▶ _WHAT THE TASK ASKS_: Your task is to restate every entry below word for word and omit the images.

▶ _Records contained in a dataset_:

· · · · · · ·

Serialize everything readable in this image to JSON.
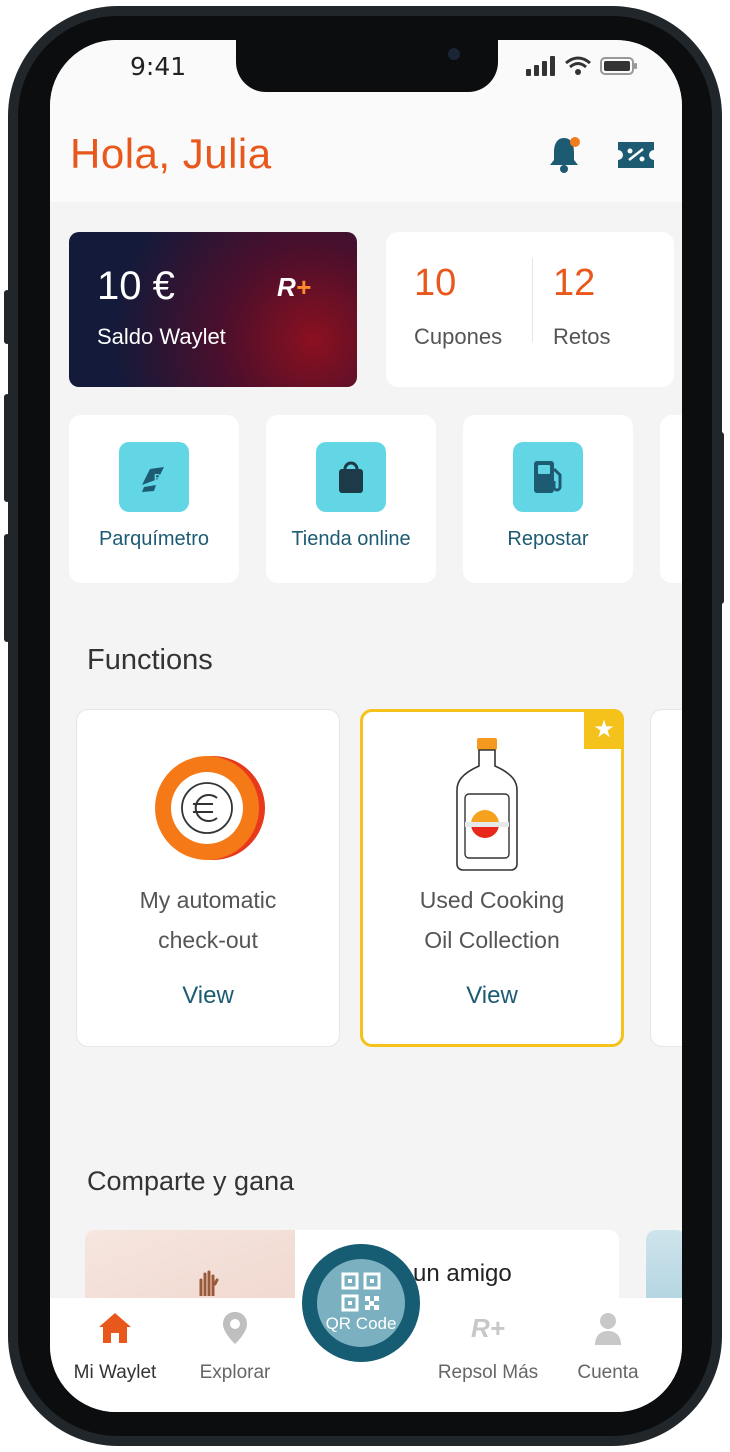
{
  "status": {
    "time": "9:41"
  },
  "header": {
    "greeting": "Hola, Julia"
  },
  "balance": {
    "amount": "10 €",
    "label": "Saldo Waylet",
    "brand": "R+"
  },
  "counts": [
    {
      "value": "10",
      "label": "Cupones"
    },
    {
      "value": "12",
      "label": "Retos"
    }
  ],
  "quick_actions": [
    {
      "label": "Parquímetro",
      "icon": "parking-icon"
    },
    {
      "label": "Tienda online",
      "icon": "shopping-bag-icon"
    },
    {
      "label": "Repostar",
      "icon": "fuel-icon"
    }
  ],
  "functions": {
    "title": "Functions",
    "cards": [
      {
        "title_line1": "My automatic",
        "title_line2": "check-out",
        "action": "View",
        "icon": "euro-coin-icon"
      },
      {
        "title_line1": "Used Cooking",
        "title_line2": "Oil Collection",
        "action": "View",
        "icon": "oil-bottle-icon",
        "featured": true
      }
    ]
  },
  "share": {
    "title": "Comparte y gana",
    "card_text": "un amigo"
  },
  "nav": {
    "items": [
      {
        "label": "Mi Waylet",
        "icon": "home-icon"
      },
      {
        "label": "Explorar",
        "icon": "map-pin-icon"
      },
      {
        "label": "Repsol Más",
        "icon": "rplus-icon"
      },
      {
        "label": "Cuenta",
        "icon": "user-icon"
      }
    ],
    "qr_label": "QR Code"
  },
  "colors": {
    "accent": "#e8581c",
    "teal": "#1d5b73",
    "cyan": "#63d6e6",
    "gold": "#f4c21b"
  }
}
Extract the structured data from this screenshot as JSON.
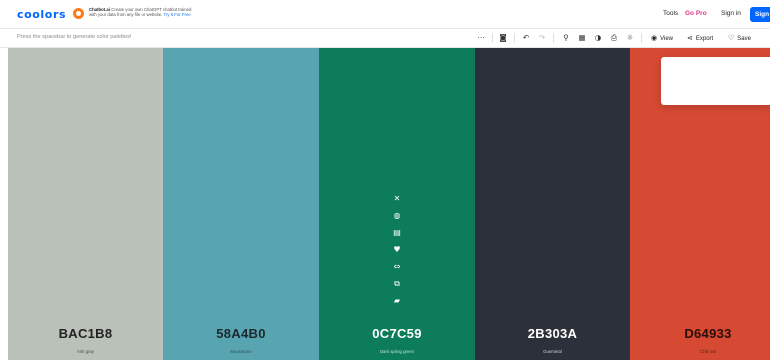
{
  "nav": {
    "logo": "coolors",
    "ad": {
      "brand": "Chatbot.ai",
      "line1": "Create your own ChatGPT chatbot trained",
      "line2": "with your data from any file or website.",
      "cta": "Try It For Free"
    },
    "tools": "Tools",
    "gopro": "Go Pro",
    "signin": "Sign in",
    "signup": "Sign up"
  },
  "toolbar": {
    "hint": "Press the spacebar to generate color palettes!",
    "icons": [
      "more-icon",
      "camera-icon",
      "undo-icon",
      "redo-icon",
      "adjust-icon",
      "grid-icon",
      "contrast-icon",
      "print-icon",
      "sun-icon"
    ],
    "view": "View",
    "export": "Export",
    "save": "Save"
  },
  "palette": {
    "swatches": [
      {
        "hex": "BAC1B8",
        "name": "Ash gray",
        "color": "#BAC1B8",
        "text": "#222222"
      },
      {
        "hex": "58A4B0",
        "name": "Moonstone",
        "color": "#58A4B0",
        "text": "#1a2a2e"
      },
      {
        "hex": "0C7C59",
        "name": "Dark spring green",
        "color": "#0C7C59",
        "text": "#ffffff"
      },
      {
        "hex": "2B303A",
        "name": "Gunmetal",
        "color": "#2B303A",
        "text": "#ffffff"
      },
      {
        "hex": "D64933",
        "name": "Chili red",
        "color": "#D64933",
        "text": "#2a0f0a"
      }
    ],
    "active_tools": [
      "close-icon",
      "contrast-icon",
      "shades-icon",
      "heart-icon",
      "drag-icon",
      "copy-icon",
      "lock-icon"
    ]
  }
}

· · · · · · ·

▶ _RESULT_:
Serialize everything readable in this image to JSON.
{
  "status": {
    "time": "9:41"
  },
  "header": {
    "greeting": "Hola, Julia"
  },
  "balance": {
    "amount": "10 €",
    "label": "Saldo Waylet",
    "brand": "R+"
  },
  "counts": [
    {
      "value": "10",
      "label": "Cupones"
    },
    {
      "value": "12",
      "label": "Retos"
    }
  ],
  "quick_actions": [
    {
      "label": "Parquímetro",
      "icon": "parking-icon"
    },
    {
      "label": "Tienda online",
      "icon": "shopping-bag-icon"
    },
    {
      "label": "Repostar",
      "icon": "fuel-icon"
    }
  ],
  "functions": {
    "title": "Functions",
    "cards": [
      {
        "title_line1": "My automatic",
        "title_line2": "check-out",
        "action": "View",
        "icon": "euro-coin-icon"
      },
      {
        "title_line1": "Used Cooking",
        "title_line2": "Oil Collection",
        "action": "View",
        "icon": "oil-bottle-icon",
        "featured": true
      }
    ]
  },
  "share": {
    "title": "Comparte y gana",
    "card_text": "un amigo"
  },
  "nav": {
    "items": [
      {
        "label": "Mi Waylet",
        "icon": "home-icon"
      },
      {
        "label": "Explorar",
        "icon": "map-pin-icon"
      },
      {
        "label": "Repsol Más",
        "icon": "rplus-icon"
      },
      {
        "label": "Cuenta",
        "icon": "user-icon"
      }
    ],
    "qr_label": "QR Code"
  },
  "colors": {
    "accent": "#e8581c",
    "teal": "#1d5b73",
    "cyan": "#63d6e6",
    "gold": "#f4c21b"
  }
}
Extract the structured data from this screenshot as JSON.
{
  "nav": {
    "logo": "coolors",
    "ad": {
      "brand": "Chatbot.ai",
      "line1": "Create your own ChatGPT chatbot trained",
      "line2": "with your data from any file or website.",
      "cta": "Try It For Free"
    },
    "tools": "Tools",
    "gopro": "Go Pro",
    "signin": "Sign in",
    "signup": "Sign up"
  },
  "toolbar": {
    "hint": "Press the spacebar to generate color palettes!",
    "icons": [
      "more-icon",
      "camera-icon",
      "undo-icon",
      "redo-icon",
      "adjust-icon",
      "grid-icon",
      "contrast-icon",
      "print-icon",
      "sun-icon"
    ],
    "view": "View",
    "export": "Export",
    "save": "Save"
  },
  "palette": {
    "swatches": [
      {
        "hex": "BAC1B8",
        "name": "Ash gray",
        "color": "#BAC1B8",
        "text": "#222222"
      },
      {
        "hex": "58A4B0",
        "name": "Moonstone",
        "color": "#58A4B0",
        "text": "#1a2a2e"
      },
      {
        "hex": "0C7C59",
        "name": "Dark spring green",
        "color": "#0C7C59",
        "text": "#ffffff"
      },
      {
        "hex": "2B303A",
        "name": "Gunmetal",
        "color": "#2B303A",
        "text": "#ffffff"
      },
      {
        "hex": "D64933",
        "name": "Chili red",
        "color": "#D64933",
        "text": "#2a0f0a"
      }
    ],
    "active_tools": [
      "close-icon",
      "contrast-icon",
      "shades-icon",
      "heart-icon",
      "drag-icon",
      "copy-icon",
      "lock-icon"
    ]
  }
}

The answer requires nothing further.